- Young Critic
Jeff Nichols is becoming increasingly respected in the film world. His films are usually set in the American mid-west, and he has such deep and unique characters that tell very compelling stories that attract A-list actors. You might know him from his previous film: Mud that officially rebooted Matthew McConnaghey’s career. His most recent film: Midnight Special doesn’t disappoint with its ambitious plot and bold directing that have many comparing him to Spielberg.
Midnight Special is a story completely shrouded in mystery. Because I enjoyed how Nichols slowly fed us information, I will try and keep my exposition to a minimum. The story opens up in a motel, the news is on and it is telling the story of how a boy has been kidnapped by two men. We see that the people watching this television in this motel room are the two kidnappers named Roy (Michael Shannon) and Lucas (Joel Edgerton), the kid they have with them is Alton (Jaden Lieberher), but he doesn’t seem to be struggling at all, in fact, the boy seems to want to stay with Roy and Lucas. Investigating the kidnapping is a group of uniformed men who don’t seem to be either the police or PIs; they are looking desperately for Alton, and their leader (Sam Shepard) claims to be his father, but as we later find out, Roy is Alton’s realfather. And as the story moves along, we find out that Alton is not an ordinary kid, in fact there might be something supernatural about him. The government soon gets involved and is represented by an NSA analyst named Paul (Adam Driver). Things escalate as Roy, Lucas, and Alton are on the run from these two groups.

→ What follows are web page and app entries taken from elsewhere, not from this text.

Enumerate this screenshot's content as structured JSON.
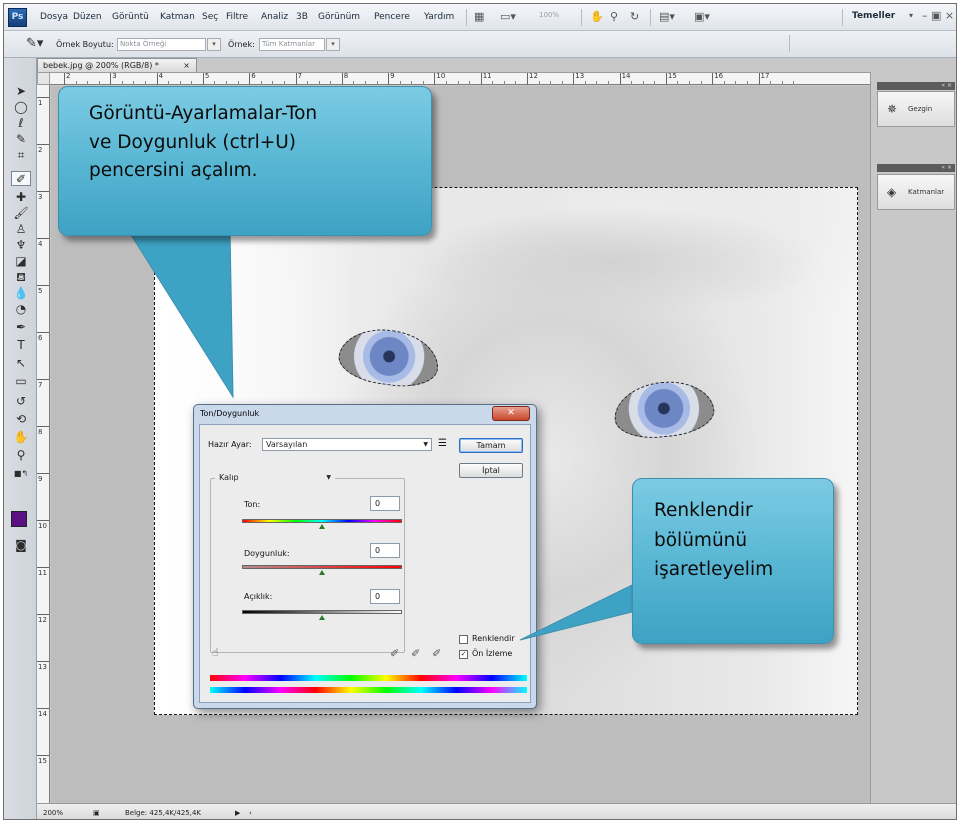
{
  "menubar": {
    "logo": "Ps",
    "items": [
      "Dosya",
      "Düzen",
      "Görüntü",
      "Katman",
      "Seç",
      "Filtre",
      "Analiz",
      "3B",
      "Görünüm",
      "Pencere",
      "Yardım"
    ],
    "zoom": "100%",
    "workspace": "Temeller",
    "window_controls": "– ▣ ×"
  },
  "optionsbar": {
    "sample_size_label": "Örnek Boyutu:",
    "sample_size_value": "Nokta Örneği",
    "sample_label": "Örnek:",
    "sample_value": "Tüm Katmanlar"
  },
  "document": {
    "tab_title": "bebek.jpg @ 200% (RGB/8) *",
    "ruler_h": [
      "2",
      "3",
      "4",
      "5",
      "6",
      "7",
      "8",
      "9",
      "10",
      "11",
      "12",
      "13",
      "14",
      "15",
      "16",
      "17"
    ],
    "ruler_v": [
      "1",
      "2",
      "3",
      "4",
      "5",
      "6",
      "7",
      "8",
      "9",
      "10",
      "11",
      "12",
      "13",
      "14",
      "15"
    ]
  },
  "panels": {
    "navigator_label": "Gezgin",
    "layers_label": "Katmanlar"
  },
  "status": {
    "zoom": "200%",
    "doc_info": "Belge: 425,4K/425,4K"
  },
  "dialog": {
    "title": "Ton/Doygunluk",
    "preset_label": "Hazır Ayar:",
    "preset_value": "Varsayılan",
    "ok_label": "Tamam",
    "cancel_label": "İptal",
    "channel_value": "Kalıp",
    "hue_label": "Ton:",
    "hue_value": "0",
    "saturation_label": "Doygunluk:",
    "saturation_value": "0",
    "lightness_label": "Açıklık:",
    "lightness_value": "0",
    "colorize_label": "Renklendir",
    "colorize_checked": false,
    "preview_label": "Ön İzleme",
    "preview_checked": true
  },
  "callouts": {
    "top_lines": [
      "Görüntü-Ayarlamalar-Ton",
      "ve Doygunluk (ctrl+U)",
      "pencersini açalım."
    ],
    "right_lines": [
      "Renklendir",
      "bölümünü",
      "işaretleyelim"
    ],
    "fill_color": "#5ab8d5"
  }
}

Many people will be reminded of Close Encounters of the Third Kind, in the way that Nichols holds back as much as he can until the end where he overwhelms us with a wondrous revelation. However, I have to say that as cool as the ending was, it really wasn’t as satisfactory as the film was building it up to be. It’s similar to what happened to J.J. Abrams when he also tried to emulate a bit of Spielberg in Super 8. However, I feel that judging the conclusion too heavily would be unfair because the real art is in how gritty and spooky Nichols had the rest of the movie feel. And then there are the characters, who just like in Nichols’ other films are incredibly complex and intriguing.
The cast that Nichols assembled is an impressive one that relishes the great script and directing. Michael Shannon gives a great performance as a man trying to mask his emotions, but be a comforting father at the same time. Joel Edgerton is great as a conflicted Lucas who doesn’t know where his moral loyalty lies. And then Adam Driver did a phenomenal job as well; you absolutely buy into his geeky smart analyst. The rest of the cast is rounded out with the likes of Sam Shepard and Kirsten Dunst who both hold their own very well.
In the end, Midnight Special is a gripping film that has you biting your lip as you try to figure out what is what and who is who. Despite a bit of a let down in the ending, this film is a true revelation itself.